═════ Provided data

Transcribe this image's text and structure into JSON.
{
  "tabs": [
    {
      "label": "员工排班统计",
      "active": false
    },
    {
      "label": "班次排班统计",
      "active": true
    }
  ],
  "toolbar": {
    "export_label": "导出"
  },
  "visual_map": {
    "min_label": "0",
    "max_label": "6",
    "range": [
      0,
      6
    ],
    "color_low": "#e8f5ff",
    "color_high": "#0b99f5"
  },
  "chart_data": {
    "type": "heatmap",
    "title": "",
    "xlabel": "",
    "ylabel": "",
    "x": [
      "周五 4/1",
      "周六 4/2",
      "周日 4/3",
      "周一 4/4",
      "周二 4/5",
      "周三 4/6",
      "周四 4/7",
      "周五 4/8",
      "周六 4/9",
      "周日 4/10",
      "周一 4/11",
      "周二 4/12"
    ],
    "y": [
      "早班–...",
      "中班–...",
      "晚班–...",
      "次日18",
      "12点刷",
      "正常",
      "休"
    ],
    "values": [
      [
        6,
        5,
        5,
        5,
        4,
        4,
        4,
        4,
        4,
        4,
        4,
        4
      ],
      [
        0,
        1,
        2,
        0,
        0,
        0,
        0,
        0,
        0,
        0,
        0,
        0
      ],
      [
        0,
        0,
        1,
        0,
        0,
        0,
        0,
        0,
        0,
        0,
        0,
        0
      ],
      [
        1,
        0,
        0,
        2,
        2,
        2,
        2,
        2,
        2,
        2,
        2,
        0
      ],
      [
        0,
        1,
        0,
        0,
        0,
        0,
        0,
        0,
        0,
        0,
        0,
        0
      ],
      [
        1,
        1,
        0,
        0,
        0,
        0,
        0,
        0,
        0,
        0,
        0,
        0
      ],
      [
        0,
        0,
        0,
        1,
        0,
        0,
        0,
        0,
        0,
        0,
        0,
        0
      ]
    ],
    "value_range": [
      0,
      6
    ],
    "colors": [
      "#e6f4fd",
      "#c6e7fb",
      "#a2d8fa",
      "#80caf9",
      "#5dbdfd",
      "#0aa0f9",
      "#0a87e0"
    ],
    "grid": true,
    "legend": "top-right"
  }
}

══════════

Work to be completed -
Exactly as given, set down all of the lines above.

Answer space -
Transcribe this image's text and structure into JSON.
{
  "tabs": [
    {
      "label": "员工排班统计",
      "active": false
    },
    {
      "label": "班次排班统计",
      "active": true
    }
  ],
  "toolbar": {
    "export_label": "导出"
  },
  "visual_map": {
    "min_label": "0",
    "max_label": "6",
    "range": [
      0,
      6
    ],
    "color_low": "#e8f5ff",
    "color_high": "#0b99f5"
  },
  "chart_data": {
    "type": "heatmap",
    "title": "",
    "xlabel": "",
    "ylabel": "",
    "x": [
      "周五 4/1",
      "周六 4/2",
      "周日 4/3",
      "周一 4/4",
      "周二 4/5",
      "周三 4/6",
      "周四 4/7",
      "周五 4/8",
      "周六 4/9",
      "周日 4/10",
      "周一 4/11",
      "周二 4/12"
    ],
    "y": [
      "早班–...",
      "中班–...",
      "晚班–...",
      "次日18",
      "12点刷",
      "正常",
      "休"
    ],
    "values": [
      [
        6,
        5,
        5,
        5,
        4,
        4,
        4,
        4,
        4,
        4,
        4,
        4
      ],
      [
        0,
        1,
        2,
        0,
        0,
        0,
        0,
        0,
        0,
        0,
        0,
        0
      ],
      [
        0,
        0,
        1,
        0,
        0,
        0,
        0,
        0,
        0,
        0,
        0,
        0
      ],
      [
        1,
        0,
        0,
        2,
        2,
        2,
        2,
        2,
        2,
        2,
        2,
        0
      ],
      [
        0,
        1,
        0,
        0,
        0,
        0,
        0,
        0,
        0,
        0,
        0,
        0
      ],
      [
        1,
        1,
        0,
        0,
        0,
        0,
        0,
        0,
        0,
        0,
        0,
        0
      ],
      [
        0,
        0,
        0,
        1,
        0,
        0,
        0,
        0,
        0,
        0,
        0,
        0
      ]
    ],
    "value_range": [
      0,
      6
    ],
    "colors": [
      "#e6f4fd",
      "#c6e7fb",
      "#a2d8fa",
      "#80caf9",
      "#5dbdfd",
      "#0aa0f9",
      "#0a87e0"
    ],
    "grid": true,
    "legend": "top-right"
  }
}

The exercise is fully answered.